When Is the Eid Al Adha Holidays in the UAE 2020? | ExpatWoman.com

When Is the Eid Al Adha Holidays in the UAE 2020?

This is when the Eid Al Adha holidays will fall in the UAE for the year 2020.

Posted on

22 July 2020

Last updated on 22 July 2020
Clarice Awa at ExpatWoman
by Clarice Awa
When Is the Eid Al Adha Holidays in the UAE 2020?

Wondering when will Eid Al Adha 2020 happen in the UAE? Here's when it will take place.

The Eid Al Adha holiday dates for this year were announced via the Federal Authority for Government Human Resources official Twitter page.

Employees in the public sector are in for a long weekend with four days off from Thursday 30th July to Sunday 2nd August, 2020. Work will resume on Monday, 3rd August.

SEE ALSO: A Complete Guide to Eid Al Adha in the UAE

Eid Al Adha, which is also known as the "Festival of Sacrifice", is the second of the two most important annual Islamic holidays celebrated by Muslims. It begins on the 10th day of Dhu Al Hijjah, which is the 12th and final month in the Islamic calendar.

How will the Eid celebrations be like this year?

The Eid Al Adha holiday marks the date when the prophet Ibrahim was commanded by Allah to sacrifice his son, Ishmael, to show his devotion and obedience to God. It is a time when families, friends, and loved ones come together to celebrate, which is usually done over a meal.

The Eid holidays typically begin with prayers offered at a mosque, and families have a goat or sheep butchered at an abattoir. The meat will then be shared between relatives and the underpriviledged.

Friends and families visit each other, wear new clothes, and give Eid money (or Eidieh) to children.
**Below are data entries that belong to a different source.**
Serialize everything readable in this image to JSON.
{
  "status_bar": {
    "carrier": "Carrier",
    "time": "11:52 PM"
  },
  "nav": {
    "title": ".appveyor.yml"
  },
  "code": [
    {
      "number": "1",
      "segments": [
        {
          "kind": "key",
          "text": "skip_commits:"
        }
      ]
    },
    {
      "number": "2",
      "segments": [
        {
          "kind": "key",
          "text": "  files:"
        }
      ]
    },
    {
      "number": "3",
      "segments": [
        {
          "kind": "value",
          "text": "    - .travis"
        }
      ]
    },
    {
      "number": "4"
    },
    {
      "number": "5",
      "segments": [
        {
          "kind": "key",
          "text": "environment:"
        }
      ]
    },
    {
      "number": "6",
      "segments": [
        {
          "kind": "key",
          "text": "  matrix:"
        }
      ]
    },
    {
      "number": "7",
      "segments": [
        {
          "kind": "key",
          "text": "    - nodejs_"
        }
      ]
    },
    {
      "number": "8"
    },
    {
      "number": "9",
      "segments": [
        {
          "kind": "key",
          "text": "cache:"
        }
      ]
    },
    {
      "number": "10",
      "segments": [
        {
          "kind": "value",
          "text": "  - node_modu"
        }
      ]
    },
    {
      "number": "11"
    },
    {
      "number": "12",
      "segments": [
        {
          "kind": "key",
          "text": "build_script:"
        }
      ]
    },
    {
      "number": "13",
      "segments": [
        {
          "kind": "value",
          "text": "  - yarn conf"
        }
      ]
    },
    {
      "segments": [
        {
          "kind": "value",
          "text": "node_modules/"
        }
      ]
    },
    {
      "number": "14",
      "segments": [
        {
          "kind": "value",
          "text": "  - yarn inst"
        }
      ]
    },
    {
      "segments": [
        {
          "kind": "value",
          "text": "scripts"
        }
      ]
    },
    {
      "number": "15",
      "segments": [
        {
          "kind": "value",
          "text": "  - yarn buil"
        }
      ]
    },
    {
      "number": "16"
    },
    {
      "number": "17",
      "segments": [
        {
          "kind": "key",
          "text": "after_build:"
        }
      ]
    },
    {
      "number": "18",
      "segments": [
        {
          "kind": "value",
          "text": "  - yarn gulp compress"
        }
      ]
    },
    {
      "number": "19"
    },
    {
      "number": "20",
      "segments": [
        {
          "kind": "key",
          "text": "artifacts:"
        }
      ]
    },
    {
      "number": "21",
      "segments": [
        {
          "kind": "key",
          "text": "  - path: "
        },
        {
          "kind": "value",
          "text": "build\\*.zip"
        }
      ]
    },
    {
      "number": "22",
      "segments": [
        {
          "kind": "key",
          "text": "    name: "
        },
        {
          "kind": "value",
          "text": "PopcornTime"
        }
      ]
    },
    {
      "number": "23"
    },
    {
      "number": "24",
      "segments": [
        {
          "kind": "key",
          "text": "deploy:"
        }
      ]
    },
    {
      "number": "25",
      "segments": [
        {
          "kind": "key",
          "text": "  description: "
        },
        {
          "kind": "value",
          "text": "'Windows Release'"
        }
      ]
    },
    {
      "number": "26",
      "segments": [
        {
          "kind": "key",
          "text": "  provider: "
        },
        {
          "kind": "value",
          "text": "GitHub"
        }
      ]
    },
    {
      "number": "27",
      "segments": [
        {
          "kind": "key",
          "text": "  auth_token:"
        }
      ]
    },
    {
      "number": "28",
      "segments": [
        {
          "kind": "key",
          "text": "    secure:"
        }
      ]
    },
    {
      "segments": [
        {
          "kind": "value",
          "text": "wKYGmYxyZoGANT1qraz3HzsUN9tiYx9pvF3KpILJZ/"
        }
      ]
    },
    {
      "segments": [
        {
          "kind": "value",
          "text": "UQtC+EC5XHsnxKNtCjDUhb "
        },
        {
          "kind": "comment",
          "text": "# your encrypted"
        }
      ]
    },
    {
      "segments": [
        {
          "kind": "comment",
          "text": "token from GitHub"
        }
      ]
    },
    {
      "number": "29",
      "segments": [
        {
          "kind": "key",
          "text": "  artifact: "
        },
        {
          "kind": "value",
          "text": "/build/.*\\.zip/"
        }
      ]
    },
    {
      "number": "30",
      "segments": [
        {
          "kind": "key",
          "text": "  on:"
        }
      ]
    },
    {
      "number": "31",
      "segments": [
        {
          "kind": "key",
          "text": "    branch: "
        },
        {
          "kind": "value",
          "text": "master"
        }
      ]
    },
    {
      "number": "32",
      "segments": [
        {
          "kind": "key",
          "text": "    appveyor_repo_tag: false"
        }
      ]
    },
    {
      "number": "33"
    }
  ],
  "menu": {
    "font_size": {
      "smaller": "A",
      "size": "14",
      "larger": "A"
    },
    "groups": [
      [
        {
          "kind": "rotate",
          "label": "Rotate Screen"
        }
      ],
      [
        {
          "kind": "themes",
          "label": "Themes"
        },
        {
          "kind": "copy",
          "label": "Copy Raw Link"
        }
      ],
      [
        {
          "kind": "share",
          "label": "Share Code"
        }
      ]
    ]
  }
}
Sweets are also served at Eid Al Adha gatherings.

Eid Al Adha during the outbreak

Due to the COVID-19 pandemic in the UAE, it's very likely that traditional Eid celebrations will be restricted to slow the spread of the virus.

In a previous announcement, UAE authorities have asked adults to transfer money to children using banking apps, and to avoid sharing food and holding large gatherings.

Places of worship in the UAE reopened to the public on July 1, but at a reduced capacity. It is still unclear if Eid prayers, which draws a large crowd, will be permitted. Just like Eid Al Fitr earlier this year, Muslims may instead be asked to hold prayers at home.

Latest report finds 305 new Coronavirus patients, one death, and 343 recoveries, bringing the UAE's total confirmed cases to 57,498.